Precisely because it is mass-consumption popular culture, TOMMY demands to be appreciated as a malevolent aberration and completely messed-up. Therein lies the crux of its considerable charm. I say this as a person who has always believed the original album to be monumentally off-putting maximalist proto-stadium-rock trash. And it is. The music is nevertheless incorporated with a demented proficiency. Hellacious.
In the way that Fellini got me to love the circus, Ken Russell got me to like musicals. This rock opera is a grand spectacle to behold and the brilliant ensemble cast of great singers and actors is a true wonder to behold and Russell crafts it so beautifully that you can't help but love this film with all its craziness.
Not a great film, but worth seeing for two scenes in particular: Ann-Margret's orgasmic ecstasy amid bucketfuls of beans, chocolate, and soap, and Tina Turner's scorching hot, quiveringly insane rendition of "The Acid Queen". These are two of the greatest scenes of all-time. I'm less enthusiastic about the rest of Tommy, but at least it's never boring!
This is a hard film to give a score to because it is almost rapturous in how stupid it is. It's a film that I couldn't stop watching because of it's sheer absurdity. Unfortunately it is not funny enough to fall into Neil Breen levels of quality, so instead it ends up more like a horrific car crash that you just can't look away from.
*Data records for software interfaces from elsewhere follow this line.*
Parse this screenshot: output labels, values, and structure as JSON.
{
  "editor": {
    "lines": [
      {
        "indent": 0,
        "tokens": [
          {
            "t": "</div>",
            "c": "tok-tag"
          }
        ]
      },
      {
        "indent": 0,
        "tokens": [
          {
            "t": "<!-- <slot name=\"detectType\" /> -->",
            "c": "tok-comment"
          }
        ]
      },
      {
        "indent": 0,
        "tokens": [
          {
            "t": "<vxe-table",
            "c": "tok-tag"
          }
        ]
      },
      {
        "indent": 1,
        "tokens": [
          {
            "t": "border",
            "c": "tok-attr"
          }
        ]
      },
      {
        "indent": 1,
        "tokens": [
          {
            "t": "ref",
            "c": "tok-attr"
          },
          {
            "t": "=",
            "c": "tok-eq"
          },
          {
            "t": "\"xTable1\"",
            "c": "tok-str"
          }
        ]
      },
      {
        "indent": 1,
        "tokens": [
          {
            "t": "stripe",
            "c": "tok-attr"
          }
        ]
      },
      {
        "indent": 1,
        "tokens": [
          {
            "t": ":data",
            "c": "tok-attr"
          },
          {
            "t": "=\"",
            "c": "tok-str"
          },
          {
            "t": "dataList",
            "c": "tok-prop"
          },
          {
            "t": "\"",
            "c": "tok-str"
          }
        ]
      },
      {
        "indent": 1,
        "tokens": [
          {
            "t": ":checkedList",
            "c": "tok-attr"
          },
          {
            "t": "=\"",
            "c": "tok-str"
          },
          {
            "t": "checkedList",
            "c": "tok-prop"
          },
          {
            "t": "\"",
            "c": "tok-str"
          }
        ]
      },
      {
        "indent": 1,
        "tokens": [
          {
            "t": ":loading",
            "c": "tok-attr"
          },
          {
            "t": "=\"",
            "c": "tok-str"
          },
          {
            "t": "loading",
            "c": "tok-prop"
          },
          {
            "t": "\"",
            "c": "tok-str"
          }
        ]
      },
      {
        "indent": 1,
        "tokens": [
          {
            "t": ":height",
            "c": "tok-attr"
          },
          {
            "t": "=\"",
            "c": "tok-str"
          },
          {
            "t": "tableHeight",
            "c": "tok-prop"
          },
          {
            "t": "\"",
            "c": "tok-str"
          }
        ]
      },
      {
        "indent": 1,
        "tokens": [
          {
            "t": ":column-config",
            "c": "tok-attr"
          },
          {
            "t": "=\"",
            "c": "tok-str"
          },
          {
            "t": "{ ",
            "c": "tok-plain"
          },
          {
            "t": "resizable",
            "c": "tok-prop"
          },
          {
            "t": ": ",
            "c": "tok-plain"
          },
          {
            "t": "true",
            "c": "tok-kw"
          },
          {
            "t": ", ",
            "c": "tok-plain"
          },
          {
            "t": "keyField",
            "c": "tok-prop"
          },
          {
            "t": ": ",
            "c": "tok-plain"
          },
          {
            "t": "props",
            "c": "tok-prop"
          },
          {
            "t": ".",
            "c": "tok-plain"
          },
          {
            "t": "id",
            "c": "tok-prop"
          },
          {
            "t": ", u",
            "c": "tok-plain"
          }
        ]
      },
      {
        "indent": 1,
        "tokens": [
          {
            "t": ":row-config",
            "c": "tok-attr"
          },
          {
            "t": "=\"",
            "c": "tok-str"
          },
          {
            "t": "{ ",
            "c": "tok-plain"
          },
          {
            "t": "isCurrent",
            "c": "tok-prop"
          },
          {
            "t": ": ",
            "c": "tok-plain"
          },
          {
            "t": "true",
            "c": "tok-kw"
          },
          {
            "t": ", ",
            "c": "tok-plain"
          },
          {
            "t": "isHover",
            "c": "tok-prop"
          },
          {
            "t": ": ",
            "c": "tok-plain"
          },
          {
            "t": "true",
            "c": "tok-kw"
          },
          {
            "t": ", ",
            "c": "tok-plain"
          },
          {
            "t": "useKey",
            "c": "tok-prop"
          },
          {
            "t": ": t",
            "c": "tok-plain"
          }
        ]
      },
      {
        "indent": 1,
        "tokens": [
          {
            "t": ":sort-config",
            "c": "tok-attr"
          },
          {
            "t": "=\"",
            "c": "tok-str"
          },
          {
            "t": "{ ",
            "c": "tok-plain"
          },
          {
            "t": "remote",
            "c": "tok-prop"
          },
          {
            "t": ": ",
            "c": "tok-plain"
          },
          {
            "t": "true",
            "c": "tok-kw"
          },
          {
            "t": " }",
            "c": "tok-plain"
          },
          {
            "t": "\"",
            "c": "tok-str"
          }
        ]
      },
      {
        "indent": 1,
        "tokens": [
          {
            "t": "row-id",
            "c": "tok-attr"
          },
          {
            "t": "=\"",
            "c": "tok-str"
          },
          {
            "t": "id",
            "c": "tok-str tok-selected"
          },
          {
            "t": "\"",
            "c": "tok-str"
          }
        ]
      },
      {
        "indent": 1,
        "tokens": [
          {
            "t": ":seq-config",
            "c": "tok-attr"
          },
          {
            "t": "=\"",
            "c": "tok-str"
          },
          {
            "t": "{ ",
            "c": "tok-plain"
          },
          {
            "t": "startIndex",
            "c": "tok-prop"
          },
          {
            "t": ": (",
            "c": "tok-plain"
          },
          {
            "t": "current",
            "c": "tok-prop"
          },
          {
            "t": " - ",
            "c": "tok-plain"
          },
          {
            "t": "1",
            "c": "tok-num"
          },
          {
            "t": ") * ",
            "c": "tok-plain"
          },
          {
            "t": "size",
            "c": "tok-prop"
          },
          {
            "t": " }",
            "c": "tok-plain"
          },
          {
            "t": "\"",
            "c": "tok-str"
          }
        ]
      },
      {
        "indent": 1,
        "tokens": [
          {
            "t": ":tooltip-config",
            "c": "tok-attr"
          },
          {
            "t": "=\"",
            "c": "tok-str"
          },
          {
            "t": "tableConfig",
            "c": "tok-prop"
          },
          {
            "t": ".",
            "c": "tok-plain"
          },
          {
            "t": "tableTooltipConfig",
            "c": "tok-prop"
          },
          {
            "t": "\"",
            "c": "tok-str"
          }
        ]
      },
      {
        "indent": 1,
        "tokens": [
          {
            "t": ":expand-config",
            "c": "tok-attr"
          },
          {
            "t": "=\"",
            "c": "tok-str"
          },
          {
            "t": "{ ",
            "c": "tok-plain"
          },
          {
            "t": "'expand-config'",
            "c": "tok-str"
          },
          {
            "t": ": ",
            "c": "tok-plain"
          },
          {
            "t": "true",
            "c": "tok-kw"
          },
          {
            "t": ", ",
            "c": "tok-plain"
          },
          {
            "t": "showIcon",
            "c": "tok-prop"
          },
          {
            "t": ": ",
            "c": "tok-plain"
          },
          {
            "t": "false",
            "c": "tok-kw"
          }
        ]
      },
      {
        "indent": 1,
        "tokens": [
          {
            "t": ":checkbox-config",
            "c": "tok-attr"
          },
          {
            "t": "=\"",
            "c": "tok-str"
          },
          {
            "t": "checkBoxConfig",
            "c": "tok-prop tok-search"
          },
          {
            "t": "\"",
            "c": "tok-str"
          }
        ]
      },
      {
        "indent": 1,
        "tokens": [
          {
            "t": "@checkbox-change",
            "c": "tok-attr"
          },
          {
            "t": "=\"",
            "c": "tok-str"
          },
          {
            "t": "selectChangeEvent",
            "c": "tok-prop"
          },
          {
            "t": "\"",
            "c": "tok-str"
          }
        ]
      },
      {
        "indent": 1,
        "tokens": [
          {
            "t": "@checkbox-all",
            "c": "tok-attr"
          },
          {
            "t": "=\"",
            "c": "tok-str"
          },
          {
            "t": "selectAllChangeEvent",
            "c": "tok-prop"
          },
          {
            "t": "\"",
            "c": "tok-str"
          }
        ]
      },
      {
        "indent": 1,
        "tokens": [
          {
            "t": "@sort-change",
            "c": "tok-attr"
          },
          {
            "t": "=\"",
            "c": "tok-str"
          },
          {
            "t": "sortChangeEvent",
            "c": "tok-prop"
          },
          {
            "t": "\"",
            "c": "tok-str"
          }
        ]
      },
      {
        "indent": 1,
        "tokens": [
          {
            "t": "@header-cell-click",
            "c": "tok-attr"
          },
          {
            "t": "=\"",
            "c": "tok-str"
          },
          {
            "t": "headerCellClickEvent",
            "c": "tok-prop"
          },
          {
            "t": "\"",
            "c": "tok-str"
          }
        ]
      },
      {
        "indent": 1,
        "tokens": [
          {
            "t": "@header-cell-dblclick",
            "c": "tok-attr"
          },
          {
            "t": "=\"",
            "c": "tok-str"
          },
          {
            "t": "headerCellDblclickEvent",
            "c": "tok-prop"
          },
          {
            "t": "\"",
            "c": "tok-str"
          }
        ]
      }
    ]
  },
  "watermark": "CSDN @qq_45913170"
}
Child molestation is played as a tasteless joke among other uncomfortable moments.